An Educator’s Tool and an Activist’s Resource
For more than three decades, Voice Male
has chronicled the social transformation of masculinity. Beginning as a newsletter for one of the earliest men’s centers in North America, Voice Male
evolved into a magazine exploring critical
issues relevant to men’s growth and health while cataloguing the damaging effects of men’s isolation and violence. Following in the feminist footsteps of women who sparked the gender justice movement, Voice Male
assists men and boys on the
journey to an egalitarian manhood championing gender justice for all.
In its pages readers will discover a chorus of men’s voices—fathers,
father figures and mentors; men of color; activist men; gay, bisexual, questioning, and trans men; and younger men. The voices of women ring clear and true in Voice Male
, inspirational allies who have led the way in advocating and agitating
for gender equality.
shines a bright light on a male positive, pro-feminist, gay/trans affirmative, anti-racist future for men, women, families and communities.
is a designer, illustrator, writer and art professor teaching drawing, design and illustration. He has illustrated and designed magazine art, posters, books and CD covers, including Spinning Tales, Weaving Hope: Peace, Justice and the Environment
(New Society Publishers) and Living with Autism
by Kathleen M. Dillon (Parkway Publishers), and two album covers for renowned folk artist Iain Matthews, among many others. His hand drawn and designed posters were in wide distribution for a variety of performing artists including Robin Williamson, Bonnie Raitt, B.B. King, Ossian, Livingston Taylor, Til Tuesday, Richie Havens, Laura Nyro, Emmylou Harris, Johnny Winter, Bill Monroe and his Bluegrass Boys, Jimmy Cliff, Abbie Hoffman and John Prine. He is also the designer and art director of Dirty Linen: The Magazine of Folk and World Music
. His writings have been featured in Whole Earth Review
, Parent’s Choice
, @Country.com, Green Man Review
, and Scottish Life Magazine
. He is currently at work on an illustrated novel about Atlantic City during the summer of 1969.
Amanda Pickett is a gender specialist in Boston and administrator for Voice Male
, a pro-feminist magazine chronicling masculinities today. Amanda promotes and advances spaces of men’s engagement in gender equality that set in motion men’s “aha” moment. By this she means the moment(s) it becomes clear that a) gender inequality is a pervasive and complex social problem, b) we are NOT ALONE in our discomfort with, and eagerness to change, gender inequality, and c) we CAN do something.She holds a master's in Gender and Cultural Studies from Simmons College and has worked with Merge for Equality, Inc.
(Pronouns: they/them/themselves) is a front-end developer at Voice Male
magazine. Crystal graduated from Amherst College in 2013 and has worked on web design projects for Voice Male

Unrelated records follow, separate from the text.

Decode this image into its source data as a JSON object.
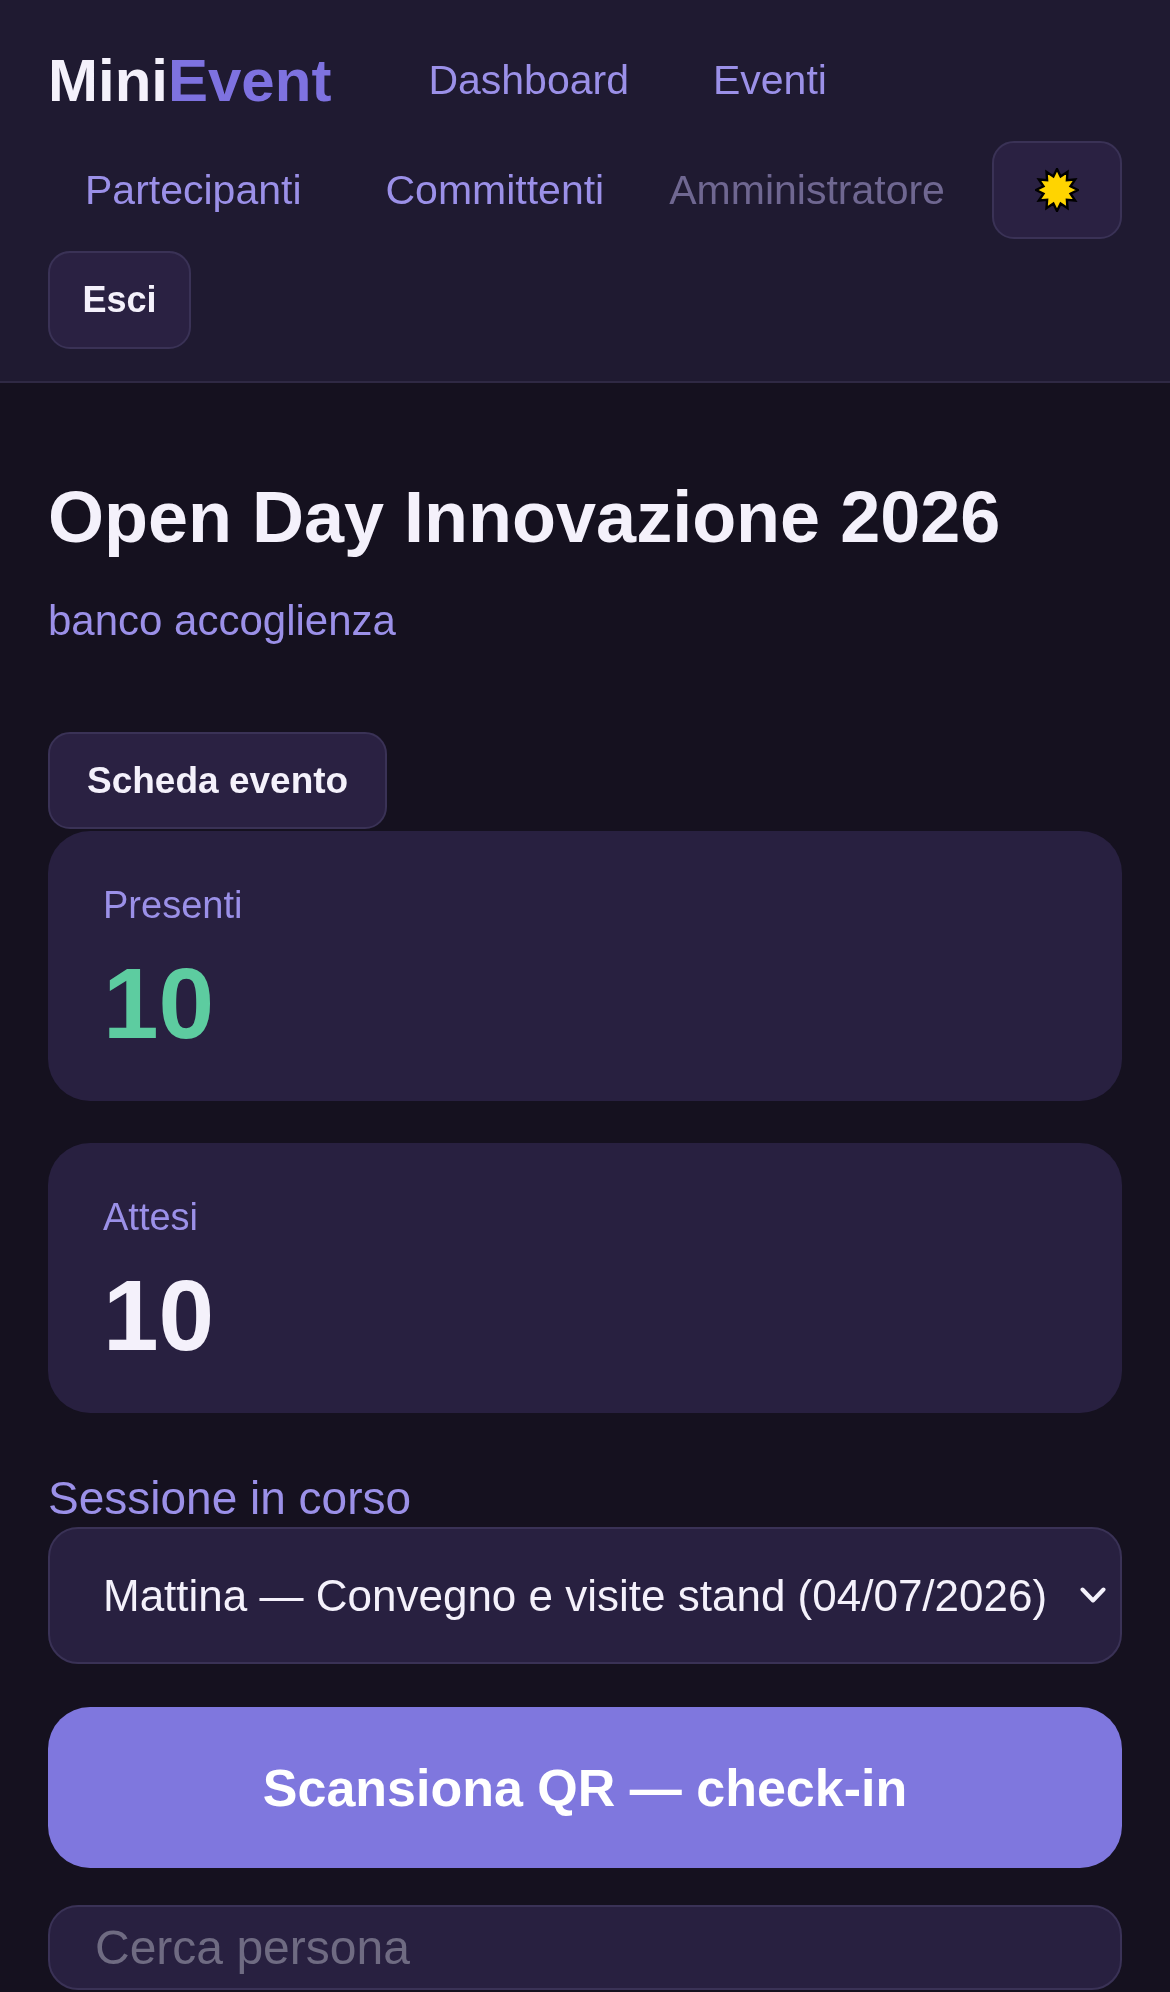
{
  "header": {
    "logo": {
      "text": "Mini",
      "highlight": "Event"
    },
    "nav_links": [
      "Dashboard",
      "Eventi",
      "Partecipanti",
      "Committenti"
    ],
    "user_role": "Amministratore",
    "logout_button": "Esci"
  },
  "event": {
    "title": "Open Day Innovazione 2026",
    "subtitle": "banco accoglienza",
    "details_button": "Scheda evento"
  },
  "stats": [
    {
      "label": "Presenti",
      "value": "10",
      "color": "#5dcca0"
    },
    {
      "label": "Attesi",
      "value": "10",
      "color": "#f4f1fb"
    }
  ],
  "session": {
    "label": "Sessione in corso",
    "value": "Mattina — Convegno e visite stand (04/07/2026)"
  },
  "scan_button": "Scansiona QR — check-in",
  "search": {
    "placeholder": "Cerca persona"
  }
}
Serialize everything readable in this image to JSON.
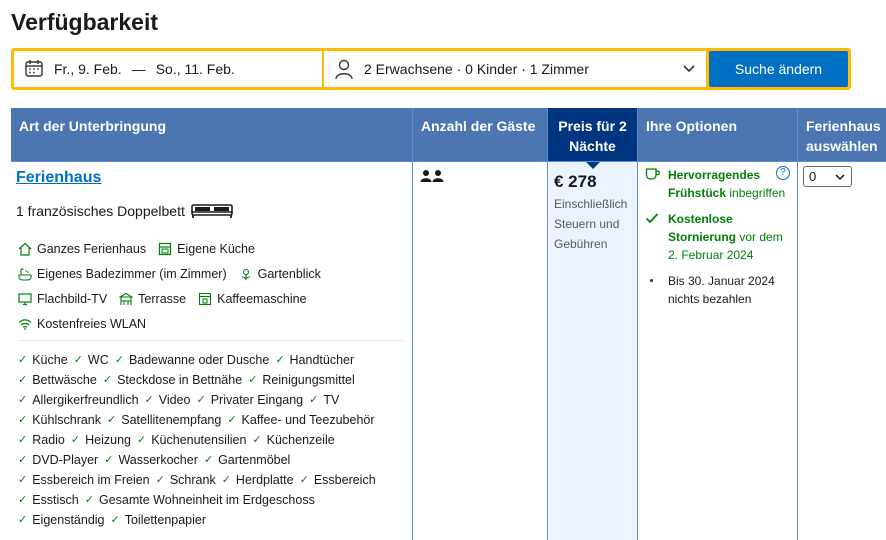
{
  "page_title": "Verfügbarkeit",
  "search": {
    "checkin": "Fr., 9. Feb.",
    "dash": "—",
    "checkout": "So., 11. Feb.",
    "guests": "2 Erwachsene · 0 Kinder · 1 Zimmer",
    "button_label": "Suche ändern"
  },
  "table": {
    "headers": {
      "type": "Art der Unterbringung",
      "guests": "Anzahl der Gäste",
      "price": "Preis für 2 Nächte",
      "options": "Ihre Optionen",
      "select": "Ferienhaus auswählen"
    },
    "row": {
      "name": "Ferienhaus",
      "bed": "1 französisches Doppelbett",
      "facilities": [
        [
          {
            "icon": "house-icon",
            "label": "Ganzes Ferienhaus"
          },
          {
            "icon": "kitchen-icon",
            "label": "Eigene Küche"
          }
        ],
        [
          {
            "icon": "bath-icon",
            "label": "Eigenes Badezimmer (im Zimmer)"
          },
          {
            "icon": "garden-icon",
            "label": "Gartenblick"
          }
        ],
        [
          {
            "icon": "tv-icon",
            "label": "Flachbild-TV"
          },
          {
            "icon": "terrace-icon",
            "label": "Terrasse"
          },
          {
            "icon": "coffee-machine-icon",
            "label": "Kaffeemaschine"
          }
        ],
        [
          {
            "icon": "wifi-icon",
            "label": "Kostenfreies WLAN"
          }
        ]
      ],
      "amenities": [
        [
          "Küche",
          "WC",
          "Badewanne oder Dusche",
          "Handtücher"
        ],
        [
          "Bettwäsche",
          "Steckdose in Bettnähe",
          "Reinigungsmittel"
        ],
        [
          "Allergikerfreundlich",
          "Video",
          "Privater Eingang",
          "TV"
        ],
        [
          "Kühlschrank",
          "Satellitenempfang",
          "Kaffee- und Teezubehör"
        ],
        [
          "Radio",
          "Heizung",
          "Küchenutensilien",
          "Küchenzeile"
        ],
        [
          "DVD-Player",
          "Wasserkocher",
          "Gartenmöbel"
        ],
        [
          "Essbereich im Freien",
          "Schrank",
          "Herdplatte",
          "Essbereich"
        ],
        [
          "Esstisch",
          "Gesamte Wohneinheit im Erdgeschoss"
        ],
        [
          "Eigenständig",
          "Toilettenpapier"
        ]
      ],
      "price": "€ 278",
      "price_note": "Einschließlich Steuern und Gebühren",
      "options": {
        "breakfast_bold": "Hervorragendes Frühstück",
        "breakfast_rest": "inbegriffen",
        "cancel_bold": "Kostenlose Stornierung",
        "cancel_rest": "vor dem 2. Februar 2024",
        "pay_note": "Bis 30. Januar 2024 nichts bezahlen",
        "help": "?"
      },
      "select_value": "0"
    }
  },
  "colors": {
    "header_bg": "#4c76b2",
    "header_highlight": "#003580",
    "accent_yellow": "#febb02",
    "button_blue": "#0071c2",
    "green": "#008009"
  }
}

and other nonprofits. They currently live in Boston and enjoy producing and writing music in their spare time. Connect with Crystal at linkedin.com/in/timothyboateng
is working on two Master's degrees at Australia's University of Wollongong. One, in Humanities and Social Inquiry, involves research into engaging men to prevent
violence against women (Case Study of White Ribbon Australia's Ambassador Program
). The other is in Higher Education
Studies, researching the use of Open Educational Resources in teaching sociology. Among Kenton’s professional objectives is teaching sociology with a specialization in Men and Masculinities; Teaching and Learning; and Law and Society while researching
both solutions-oriented approaches to prevent violence, and decrease barriers to learning sociology. Additionally, he is editor of the Open Education Sociology Dictionary
Program coordinator Daniel Krasner has long been interested in the politics of identity performance, representation, and media. A graduate of Hampshire College, Daniel’s interests are in media literacy, popular culture and representation, and how identity and politics interact with irony, satire and entertainment. In the fight for gender equality, Daniel believes that men–especially white men–must work to break down institutional, socialized and systemic sexism. “I’m a white, cisgendered
man. Just because I’m queer doesn’t mean I get a free pass on anything. It’s my responsibility to sit down, listen and give proper credit to people of color, female, non-binary, queer and disabled bodies. They have been working at these issues for